» To do
Return the data in full, exactly as it was written.

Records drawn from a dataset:
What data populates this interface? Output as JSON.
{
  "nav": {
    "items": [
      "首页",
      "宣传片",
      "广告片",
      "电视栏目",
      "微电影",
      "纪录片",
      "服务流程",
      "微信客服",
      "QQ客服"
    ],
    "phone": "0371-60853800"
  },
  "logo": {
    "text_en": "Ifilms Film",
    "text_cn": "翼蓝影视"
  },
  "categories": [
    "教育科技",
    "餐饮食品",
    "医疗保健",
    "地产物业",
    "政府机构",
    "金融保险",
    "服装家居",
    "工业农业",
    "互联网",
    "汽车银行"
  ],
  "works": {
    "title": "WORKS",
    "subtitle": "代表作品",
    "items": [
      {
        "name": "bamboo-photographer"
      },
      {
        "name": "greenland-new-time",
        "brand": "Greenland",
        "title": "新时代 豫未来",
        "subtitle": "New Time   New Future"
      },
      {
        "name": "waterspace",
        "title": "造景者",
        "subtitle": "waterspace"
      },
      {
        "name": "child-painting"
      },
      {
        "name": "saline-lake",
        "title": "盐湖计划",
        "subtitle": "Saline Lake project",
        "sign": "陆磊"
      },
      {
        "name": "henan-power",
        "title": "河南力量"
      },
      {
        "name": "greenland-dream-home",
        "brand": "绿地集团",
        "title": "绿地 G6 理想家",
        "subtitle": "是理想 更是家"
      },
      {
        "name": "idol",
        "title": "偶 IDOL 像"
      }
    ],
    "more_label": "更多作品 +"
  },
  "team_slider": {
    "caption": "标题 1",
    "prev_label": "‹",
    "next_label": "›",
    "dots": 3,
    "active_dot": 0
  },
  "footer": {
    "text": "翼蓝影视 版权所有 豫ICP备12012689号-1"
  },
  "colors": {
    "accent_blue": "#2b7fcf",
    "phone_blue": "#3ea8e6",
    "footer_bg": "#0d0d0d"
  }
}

» Exercise response
What data populates this interface? Output as JSON.
{
  "nav": {
    "items": [
      "首页",
      "宣传片",
      "广告片",
      "电视栏目",
      "微电影",
      "纪录片",
      "服务流程",
      "微信客服",
      "QQ客服"
    ],
    "phone": "0371-60853800"
  },
  "logo": {
    "text_en": "Ifilms Film",
    "text_cn": "翼蓝影视"
  },
  "categories": [
    "教育科技",
    "餐饮食品",
    "医疗保健",
    "地产物业",
    "政府机构",
    "金融保险",
    "服装家居",
    "工业农业",
    "互联网",
    "汽车银行"
  ],
  "works": {
    "title": "WORKS",
    "subtitle": "代表作品",
    "items": [
      {
        "name": "bamboo-photographer"
      },
      {
        "name": "greenland-new-time",
        "brand": "Greenland",
        "title": "新时代 豫未来",
        "subtitle": "New Time   New Future"
      },
      {
        "name": "waterspace",
        "title": "造景者",
        "subtitle": "waterspace"
      },
      {
        "name": "child-painting"
      },
      {
        "name": "saline-lake",
        "title": "盐湖计划",
        "subtitle": "Saline Lake project",
        "sign": "陆磊"
      },
      {
        "name": "henan-power",
        "title": "河南力量"
      },
      {
        "name": "greenland-dream-home",
        "brand": "绿地集团",
        "title": "绿地 G6 理想家",
        "subtitle": "是理想 更是家"
      },
      {
        "name": "idol",
        "title": "偶 IDOL 像"
      }
    ],
    "more_label": "更多作品 +"
  },
  "team_slider": {
    "caption": "标题 1",
    "prev_label": "‹",
    "next_label": "›",
    "dots": 3,
    "active_dot": 0
  },
  "footer": {
    "text": "翼蓝影视 版权所有 豫ICP备12012689号-1"
  },
  "colors": {
    "accent_blue": "#2b7fcf",
    "phone_blue": "#3ea8e6",
    "footer_bg": "#0d0d0d"
  }
}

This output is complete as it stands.